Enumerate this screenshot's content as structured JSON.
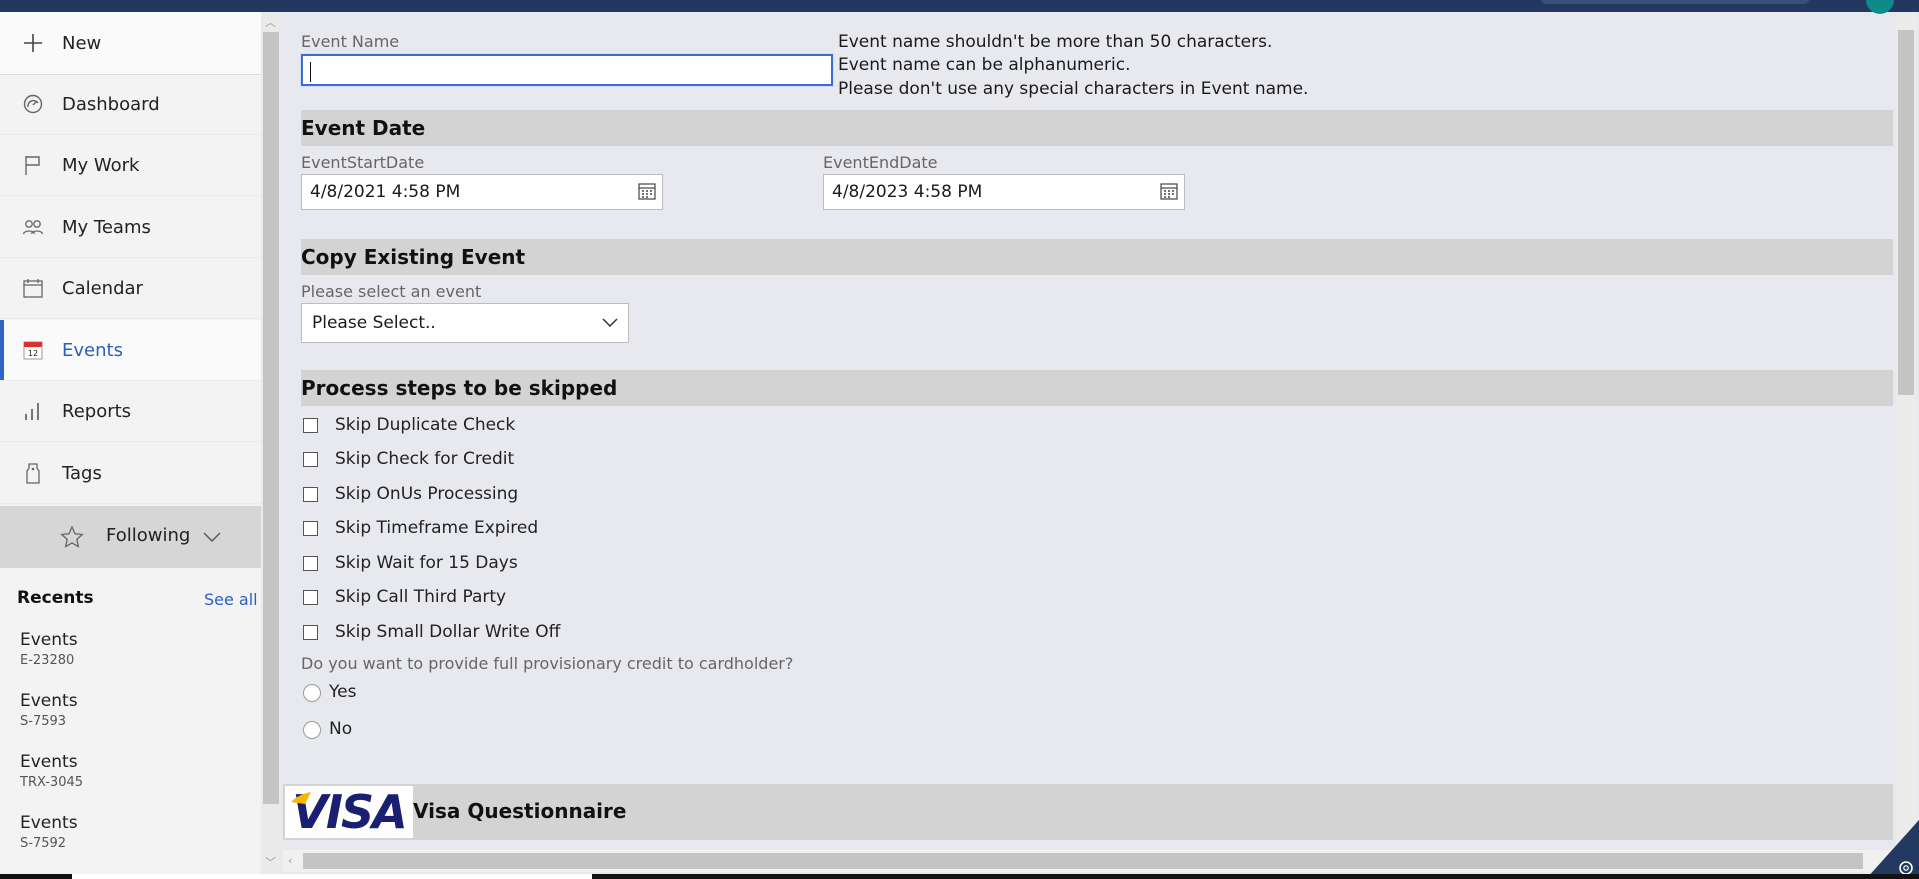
{
  "sidebar": {
    "new_label": "New",
    "items": [
      {
        "label": "Dashboard",
        "icon": "dashboard-icon"
      },
      {
        "label": "My Work",
        "icon": "flag-icon"
      },
      {
        "label": "My Teams",
        "icon": "people-icon"
      },
      {
        "label": "Calendar",
        "icon": "calendar-icon"
      },
      {
        "label": "Events",
        "icon": "event-calendar-icon",
        "active": true
      },
      {
        "label": "Reports",
        "icon": "bar-chart-icon"
      },
      {
        "label": "Tags",
        "icon": "tag-icon"
      }
    ],
    "following_label": "Following",
    "recents_title": "Recents",
    "see_all": "See all",
    "recents": [
      {
        "title": "Events",
        "sub": "E-23280"
      },
      {
        "title": "Events",
        "sub": "S-7593"
      },
      {
        "title": "Events",
        "sub": "TRX-3045"
      },
      {
        "title": "Events",
        "sub": "S-7592"
      }
    ]
  },
  "form": {
    "event_name_label": "Event Name",
    "event_name_value": "",
    "hints": [
      "Event name shouldn't be more than 50 characters.",
      "Event name can be alphanumeric.",
      "Please don't use any special characters in Event name."
    ],
    "event_date_heading": "Event Date",
    "start_label": "EventStartDate",
    "start_value": "4/8/2021 4:58 PM",
    "end_label": "EventEndDate",
    "end_value": "4/8/2023 4:58 PM",
    "copy_heading": "Copy Existing Event",
    "select_label": "Please select an event",
    "select_value": "Please Select..",
    "skip_heading": "Process steps to be skipped",
    "checkboxes": [
      "Skip Duplicate Check",
      "Skip Check for Credit",
      "Skip OnUs Processing",
      "Skip Timeframe Expired",
      "Skip Wait for 15 Days",
      "Skip Call Third Party",
      "Skip Small Dollar Write Off"
    ],
    "credit_question": "Do you want to provide full provisionary credit to cardholder?",
    "radio_yes": "Yes",
    "radio_no": "No",
    "visa_logo_text": "VISA",
    "visa_title": "Visa Questionnaire"
  },
  "colors": {
    "accent": "#2f63c4",
    "topbar": "#233760",
    "visa_blue": "#1a1f71",
    "visa_gold": "#f7b600"
  }
}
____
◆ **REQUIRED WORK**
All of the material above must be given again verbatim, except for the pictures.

◆ **SOLUTION TO THIS PROBLEM**
Enumerate this screenshot's content as structured JSON.
{
  "sidebar": {
    "new_label": "New",
    "items": [
      {
        "label": "Dashboard",
        "icon": "dashboard-icon"
      },
      {
        "label": "My Work",
        "icon": "flag-icon"
      },
      {
        "label": "My Teams",
        "icon": "people-icon"
      },
      {
        "label": "Calendar",
        "icon": "calendar-icon"
      },
      {
        "label": "Events",
        "icon": "event-calendar-icon",
        "active": true
      },
      {
        "label": "Reports",
        "icon": "bar-chart-icon"
      },
      {
        "label": "Tags",
        "icon": "tag-icon"
      }
    ],
    "following_label": "Following",
    "recents_title": "Recents",
    "see_all": "See all",
    "recents": [
      {
        "title": "Events",
        "sub": "E-23280"
      },
      {
        "title": "Events",
        "sub": "S-7593"
      },
      {
        "title": "Events",
        "sub": "TRX-3045"
      },
      {
        "title": "Events",
        "sub": "S-7592"
      }
    ]
  },
  "form": {
    "event_name_label": "Event Name",
    "event_name_value": "",
    "hints": [
      "Event name shouldn't be more than 50 characters.",
      "Event name can be alphanumeric.",
      "Please don't use any special characters in Event name."
    ],
    "event_date_heading": "Event Date",
    "start_label": "EventStartDate",
    "start_value": "4/8/2021 4:58 PM",
    "end_label": "EventEndDate",
    "end_value": "4/8/2023 4:58 PM",
    "copy_heading": "Copy Existing Event",
    "select_label": "Please select an event",
    "select_value": "Please Select..",
    "skip_heading": "Process steps to be skipped",
    "checkboxes": [
      "Skip Duplicate Check",
      "Skip Check for Credit",
      "Skip OnUs Processing",
      "Skip Timeframe Expired",
      "Skip Wait for 15 Days",
      "Skip Call Third Party",
      "Skip Small Dollar Write Off"
    ],
    "credit_question": "Do you want to provide full provisionary credit to cardholder?",
    "radio_yes": "Yes",
    "radio_no": "No",
    "visa_logo_text": "VISA",
    "visa_title": "Visa Questionnaire"
  },
  "colors": {
    "accent": "#2f63c4",
    "topbar": "#233760",
    "visa_blue": "#1a1f71",
    "visa_gold": "#f7b600"
  }
}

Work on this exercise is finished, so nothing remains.